    As you know, Orange County, California is the most conservative county in “the liberal State of California,” and as a gay kid growing up in that environment it’s hard to talk about all times I was the target of anti-gay bullying, at times by authority figures.

    These gay events provided a “safe” place to be one’s self and not fear violence.

    I arrived in Orlando (following my job) in time for the first Gay Day at Magic Kingdom in 1991. I have to admit that I miss those early days before it became an International event. They seemed more intimate, and it was just the one day.

    This year I will have a group to go with, which I’m so looking forward to, since it will be more fun than going alone.

    I do remember those days in the 90s when people protested the events or even proselytized inside the park.

    I think that finally in 2012, people may be getting over their anti-gay-hysteria, as more and more gay people are coming out, and more and more people are realizing that there are gay people in their families and workplaces. We are everyone, and everywhere, and nothing to be feared or “changed.”

    Great blog Jack, and I hope I didn’t get too “political.” 😉

  42. Thanks for sharing this Jack. I knew about Gay Days but didn’t know much about the history behind them. And I had never seen the Disney It Gets Better! It’s hard to read about the less compassionate times in Disney’s past, but I think it’s important to acknowledge them in order to appreciate how things have advanced. Here’s to continued progress.

  43. Thanks for posting this Jack, its great to see this video and you mentioning this to make people more aware and familiar with these events.

  44. Jack,
    Who knew? It was interesting to read about the progression from reviled to accepted. Are the featured days a 10 on the crowd calendar?

    Jack’s Answer:

    First, Disney does not make public attendance numbers so I can’t provide you with anything official.

    The Magic Kingdom is the busiest of the four days at Walt Disney World — and it definitely is a BUSY day. But the crowds are manageable. Gay Days can’t compare to the 4th of July or Christmas week.

  45. Thanks for the insightful history! People get so wound up about gay days; hopefully this calms them down some. Believe me, there is worse behavior on any given Friday or Saturday night with the “drink around the world” gangs in Epcot.

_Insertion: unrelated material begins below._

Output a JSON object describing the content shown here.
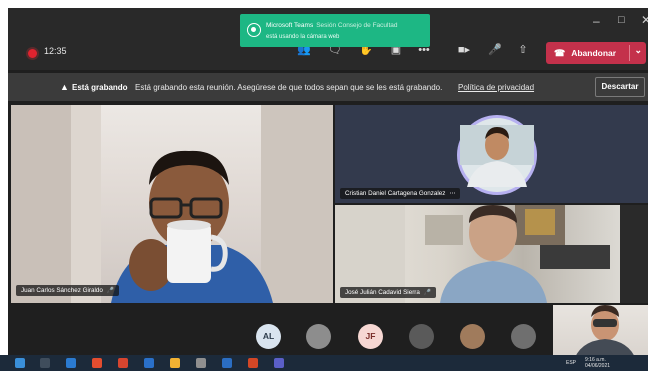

  46. Please do not cite Dan Savage. He himself is a bully, a thug. Look into how he treats people he disagrees with.

    Jack’s Comment:

    Dan Savage started the “It Gets Better” campaign. I make no other reference to him or his behavior.